While many studies have shown the benefits of simulation training for honing the skill level of medical professionals, Henry Ford's study evaluated residents' decision-making skills before performing simulated resuscitations and then performing the real-life emergency procedure.

The study will be presented Friday at the Society for Academic Emergency Medicine's annual meeting in Chicago.

"The improved performance from simulation to actual clinical practice was telling," says Sudhir Baliga, M.D., senior staff physician in Henry Ford's Emergency Department and the study's lead author. "This is another important example of as a teaching tool to prepare residents for actual bedside care."

Fifteen second-year residents were evaluated during three simulated resuscitations performed in May and June 2011 at Henry Ford's Center for Simulation, Education and Research, one of the largest simulation facilities in the United States. The residents also received classroom training.

Two months later, the residents were evaluated during three live resuscitations to determine a change in performance.

Related Stories

Simulation training improves skills for catheter insertion

date May 14, 2009

New technology allows student doctors to practice operations and other procedures on simulators before trying them out on real patients, just as pilots practice for emergencies on aircraft simulators. Medical educators feel ...

Very good experiences don't just happen for patients

date Jan 29, 2012
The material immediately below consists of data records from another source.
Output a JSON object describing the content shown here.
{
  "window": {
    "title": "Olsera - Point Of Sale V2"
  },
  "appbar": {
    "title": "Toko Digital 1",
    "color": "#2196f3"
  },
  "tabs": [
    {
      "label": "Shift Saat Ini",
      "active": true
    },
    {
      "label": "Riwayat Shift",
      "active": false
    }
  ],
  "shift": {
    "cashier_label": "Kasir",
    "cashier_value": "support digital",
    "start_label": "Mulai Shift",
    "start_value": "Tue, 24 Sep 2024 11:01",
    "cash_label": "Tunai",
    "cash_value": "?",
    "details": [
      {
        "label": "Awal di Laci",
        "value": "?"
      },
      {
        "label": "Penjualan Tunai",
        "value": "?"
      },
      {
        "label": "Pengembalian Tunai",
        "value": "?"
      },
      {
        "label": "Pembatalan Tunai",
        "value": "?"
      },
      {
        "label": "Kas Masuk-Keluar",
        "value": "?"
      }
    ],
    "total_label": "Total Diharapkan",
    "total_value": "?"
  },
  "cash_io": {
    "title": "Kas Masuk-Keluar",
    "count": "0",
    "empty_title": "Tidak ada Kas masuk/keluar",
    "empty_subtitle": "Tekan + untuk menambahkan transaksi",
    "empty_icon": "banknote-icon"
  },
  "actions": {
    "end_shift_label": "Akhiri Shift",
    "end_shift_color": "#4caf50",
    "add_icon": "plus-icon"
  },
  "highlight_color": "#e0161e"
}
A new training program for emergency department staff at Rhode Island Hospital teaches communication skills by having staff take part in simulations of real patient experiences. The goal is to improve the patient experience ...

Recommended for you

AMA: avoiding distress in medical school

date May 22, 2015

(HealthDay)—Understanding the key drivers underlying medical students' distress can help address the issues and enhance student well-being, according to an article published by the American Medical Association.

European court to rule on right-to-die case

date May 21, 2015

Europe's human rights court will on June 5 rule on whether a man in a vegetative state can be taken off life support, a case that has ignited a fierce euthanasia debate in France, a spokesman said Thursday.

User comments

Please sign in to add a comment. Registration is free, and takes less than a minute. Read more

Click here to reset your password.
Sign in to get notified via email when new comments are made.